US honors its diplomats killed in conflicts
US Secretary of State John Kerry Friday mourned diplomatic staff lost in global conflicts, including two killed in the Vietnam War, adding eight names to an already-long and somber memorial plaque.
Four people honored in Friday's ceremony were slain in the September 11 militant assault on a US mission in Libya, two were killed in bombing attacks in Afghanistan, and two others died some four decades ago in Vietnam.
"Each one sought out the most difficult assignments. They understood the risks, and still they raised their hands and they said: 'Send me,'" said Kerry as the names were unveiled and added to more than 230 already carved into a plaque in the State Department building entrance.
"It's a hard day. It's a day that brings back pain.
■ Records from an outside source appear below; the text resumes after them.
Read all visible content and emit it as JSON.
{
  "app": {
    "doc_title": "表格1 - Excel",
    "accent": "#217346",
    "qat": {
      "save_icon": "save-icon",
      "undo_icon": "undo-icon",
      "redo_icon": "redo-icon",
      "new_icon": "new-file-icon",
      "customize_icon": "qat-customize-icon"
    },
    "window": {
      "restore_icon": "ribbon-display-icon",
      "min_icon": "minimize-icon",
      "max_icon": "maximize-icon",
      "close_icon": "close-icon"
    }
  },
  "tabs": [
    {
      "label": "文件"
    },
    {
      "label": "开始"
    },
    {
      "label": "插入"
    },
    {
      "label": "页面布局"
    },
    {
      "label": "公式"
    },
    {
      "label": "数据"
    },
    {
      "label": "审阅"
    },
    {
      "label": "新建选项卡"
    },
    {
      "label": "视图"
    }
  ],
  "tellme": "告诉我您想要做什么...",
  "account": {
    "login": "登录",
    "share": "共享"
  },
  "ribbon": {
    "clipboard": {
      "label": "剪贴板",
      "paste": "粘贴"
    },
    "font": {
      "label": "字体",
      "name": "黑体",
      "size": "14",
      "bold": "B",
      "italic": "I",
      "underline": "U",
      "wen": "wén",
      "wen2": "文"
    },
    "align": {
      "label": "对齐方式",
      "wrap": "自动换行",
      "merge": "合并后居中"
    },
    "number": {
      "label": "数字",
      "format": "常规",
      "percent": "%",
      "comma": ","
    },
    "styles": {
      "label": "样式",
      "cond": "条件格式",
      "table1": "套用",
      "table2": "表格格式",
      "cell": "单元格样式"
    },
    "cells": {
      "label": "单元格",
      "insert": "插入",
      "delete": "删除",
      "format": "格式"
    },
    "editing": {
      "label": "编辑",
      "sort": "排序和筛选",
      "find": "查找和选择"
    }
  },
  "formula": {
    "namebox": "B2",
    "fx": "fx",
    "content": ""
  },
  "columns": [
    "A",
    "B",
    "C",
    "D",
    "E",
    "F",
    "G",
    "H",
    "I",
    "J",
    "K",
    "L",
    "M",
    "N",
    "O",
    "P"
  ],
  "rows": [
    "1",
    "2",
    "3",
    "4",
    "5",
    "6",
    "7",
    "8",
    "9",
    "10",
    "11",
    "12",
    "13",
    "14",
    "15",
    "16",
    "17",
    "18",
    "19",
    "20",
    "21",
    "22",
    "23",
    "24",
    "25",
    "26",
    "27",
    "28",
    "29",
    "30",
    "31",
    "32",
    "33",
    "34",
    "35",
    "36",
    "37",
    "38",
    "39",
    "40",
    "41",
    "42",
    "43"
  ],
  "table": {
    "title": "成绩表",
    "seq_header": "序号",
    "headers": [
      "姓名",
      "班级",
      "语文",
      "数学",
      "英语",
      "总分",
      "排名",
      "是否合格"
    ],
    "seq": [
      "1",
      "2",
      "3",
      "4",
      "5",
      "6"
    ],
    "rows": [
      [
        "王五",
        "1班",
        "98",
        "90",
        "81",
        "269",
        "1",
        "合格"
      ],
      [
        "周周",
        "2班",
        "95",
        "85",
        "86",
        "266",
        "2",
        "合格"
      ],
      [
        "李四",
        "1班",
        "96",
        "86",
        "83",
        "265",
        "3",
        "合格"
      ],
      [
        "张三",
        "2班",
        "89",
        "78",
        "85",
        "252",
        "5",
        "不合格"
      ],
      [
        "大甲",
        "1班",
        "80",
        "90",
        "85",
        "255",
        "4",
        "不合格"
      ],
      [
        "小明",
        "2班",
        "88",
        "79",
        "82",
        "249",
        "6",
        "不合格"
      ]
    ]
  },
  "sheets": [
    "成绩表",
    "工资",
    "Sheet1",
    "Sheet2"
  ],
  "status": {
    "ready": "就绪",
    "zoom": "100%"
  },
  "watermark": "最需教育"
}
But it's also a day, I hope, of comfort and of pride in knowing that the contributions and the memories of your loved ones are a permanent part of the State Department, as strong as the marble which will carry their names for eternity."
Those remembered included ambassador Chris Stevens killed in the Benghazi attack along with information technology specialist Sean Smith, former navy SEAL Glen Doherty and diplomatic security officer Ty Woods.
The youngest was Anne Smedinghoff, 25, who died in a bombing in the southern Afghan province of Zabul as she was delivering books to Afghan schoolchildren.
Ragaei Said Abdelfattah, who worked for the US development agency USAID, was killed in a suicide bombing in Kunar province, Afghanistan last August.
The State Department also paid tribute to foreign service officers Joseph Fandino and Francis Savage, who both died in the Vietnam War more than 40 years ago, and whose families had raised their cases.
Earlier at a separate event to mark Foreign Affairs Day, Kerry listed the huge task facing US diplomats today.
"North Korea, Afghanistan Pakistan, rising groups of terrorists in various parts of the world," including Africa and the Arabian peninsula, all posed challenges, he said.
And in Iran there was "the very real potential of conflict and its consequence of the lack of transparency of the nuclear program."
Vice President Joe Biden joined the memorial ceremony, praising the "incredible heroism" of those who were lost.
"There are people today who are in harm's way, as significant -- as I've said (as) any one of our soldiers stationed anywhere in the world," Biden said.
To answer critics who have called for the US to retreat from its global footprint, Biden insisted: "America's presence is required."
But he vowed, amid a fierce polemic in the US after the Benghazi attack, that "everyone in our government knows we have a solemn obligation to do more and more to protect" the nation's diplomats.